Several methods are available to ease pain or discomfort for minor dermatologic procedures [28
]. Application of the lidocaine/tetracaine medicated patch or peel to the skin 30 or 60 minutes before procedures may be an effective and safe means of anesthesia. Moreover, both the patch and peel formulation types provide convenient, noninvasive and painless means of application, with a rapid onset, minimal adverse effects, without the need for occlusion and easy removal [19
]. Many clinical trials confirmed these potential advantages [7

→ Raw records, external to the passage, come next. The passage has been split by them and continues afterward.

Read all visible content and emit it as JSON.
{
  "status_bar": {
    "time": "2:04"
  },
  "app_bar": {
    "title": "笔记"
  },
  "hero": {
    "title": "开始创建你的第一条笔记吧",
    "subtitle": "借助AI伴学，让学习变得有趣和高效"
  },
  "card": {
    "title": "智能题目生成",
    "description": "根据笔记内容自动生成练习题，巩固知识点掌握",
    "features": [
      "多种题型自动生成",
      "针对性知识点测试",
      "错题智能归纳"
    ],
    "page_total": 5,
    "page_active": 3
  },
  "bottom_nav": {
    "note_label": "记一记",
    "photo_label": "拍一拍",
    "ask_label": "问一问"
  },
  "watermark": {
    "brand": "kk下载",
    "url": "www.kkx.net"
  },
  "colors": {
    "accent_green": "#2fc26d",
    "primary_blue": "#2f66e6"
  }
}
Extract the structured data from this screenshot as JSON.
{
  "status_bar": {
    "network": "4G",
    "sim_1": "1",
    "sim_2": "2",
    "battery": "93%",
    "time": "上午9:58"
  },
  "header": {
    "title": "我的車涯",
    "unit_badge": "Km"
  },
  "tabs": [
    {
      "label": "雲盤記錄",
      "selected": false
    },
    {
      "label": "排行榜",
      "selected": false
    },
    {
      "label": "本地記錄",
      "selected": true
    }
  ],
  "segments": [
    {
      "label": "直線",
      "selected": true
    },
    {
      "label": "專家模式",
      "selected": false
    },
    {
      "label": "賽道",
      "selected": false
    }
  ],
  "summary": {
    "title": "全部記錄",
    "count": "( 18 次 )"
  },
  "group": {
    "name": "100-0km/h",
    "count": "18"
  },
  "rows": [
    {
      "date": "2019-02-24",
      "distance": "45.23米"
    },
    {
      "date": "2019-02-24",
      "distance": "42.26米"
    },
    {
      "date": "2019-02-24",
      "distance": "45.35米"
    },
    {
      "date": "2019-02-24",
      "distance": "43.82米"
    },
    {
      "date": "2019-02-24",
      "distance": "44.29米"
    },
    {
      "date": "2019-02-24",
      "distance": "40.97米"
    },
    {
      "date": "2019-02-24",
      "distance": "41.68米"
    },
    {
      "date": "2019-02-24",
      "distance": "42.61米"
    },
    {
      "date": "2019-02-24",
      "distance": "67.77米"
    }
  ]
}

]. However, a comprehensive literature analysis has not yet performed to test the hypothesis that the lidocaine/tetracaine medicated patch or peel is indeed an effective and safe method for reducing procedural pain. The present systemic review addressed the efficacy by comparing the patch or peel to placebo. Ten randomized, controlled trials were combined, and the data were statistically homogenous so a fixed effects model was used. Thus, we were able to draw a conclusion that the lidocaine/tetracaine medicated patch or peel was consistently and significantly more efficacious than placebo, based on subject-reported pain intensity, using the VAS scores.
A patch delivery system provides a specific amount of drug to a clearly distinct dermal area and is easier to apply and remove than the peel formula. Half the trials were with a patch formula, and the other half examined peel type applications. A transdermal patch included an oxygen-activated heating pad containing lidocaine and tetracaine [7
]. This newly-developed drug delivery system uses controlled heat to enhance the delivery of local anesthetics through the skin. But the system was not found superior to the peel type application in this review. There was not much difference in efficacy and safety between subgroups of the lidocaine/tetracaine medicated patch and peel for dermal anesthesia over intact skin. Patches were administered for 20 minutes in 2 trials and for 30 minutes in 2 trials and for 39 minutes in 1 trial. For the peel type applications, they were administered for 30 minutes in 2 trials and for 60 minutes in 3 trials. Similar outcomes of RR and NNT might be attributed to the fact that the duration time of application was not considered in this review. It will be necessary to determine the impact of a heating component on the onset time with RCTs.
Adverse effects of the lidocaine/tetracaine medicated patch and peel were limited to transient mild erythema, blister, burning sensation, itching and edema. Even though the adverse effects were considered to be moderate in severity, they were resolved without intervention. Patch type formulas showed slightly more erythema and edema than placebo due to the vasodilating action of tetracaine and local heating system of the patch [9
]. However, the difference in frequency was small so that the incidence of adverse effects of the medicated patch and peel was not significantly different from placebo, even when comparing 4 trials with the patch-type application. The potential for systemic absorption of tetracaine and lidocaine through intact skin is insignificant because blood concentrations of tetracaine and lidocaine were reported to be below the lower limit of quantitation [8
]. The use of a medicated patch and peel was judged safe in this review.
There is a limitation of this study. Although we tried to minimize publication bias during arranging the process of review, there exist possible sources of error. Publication bias (Egger's regression method, P < 0.01), the tendency of studies with positive results to be accepted as well as negative reports to be rejected, may alter the study outcome.
We concluded that the lidocaine/tetracaine medicated patch and peel were highly efficacious and safe in reducing local pain when applied 60 minutes prior to minor dermal procedures. Indeed, our results indicated that the patch and peel formula provided several potential clinical advantages such as minimal adverse effects and adequate dermal anesthesia in both adult and pediatric patients. Further trials are warranted to assess the effects of a heating drug delivery system on topical dermal anesthesia, prolongation of duration and reduction of the time of onset. Further, well-designed clinical trials are needed to compare the formulas with EMLA, liposome-encapsulated lidocaine or tetracaine, and BLT: triple anesthetic gel.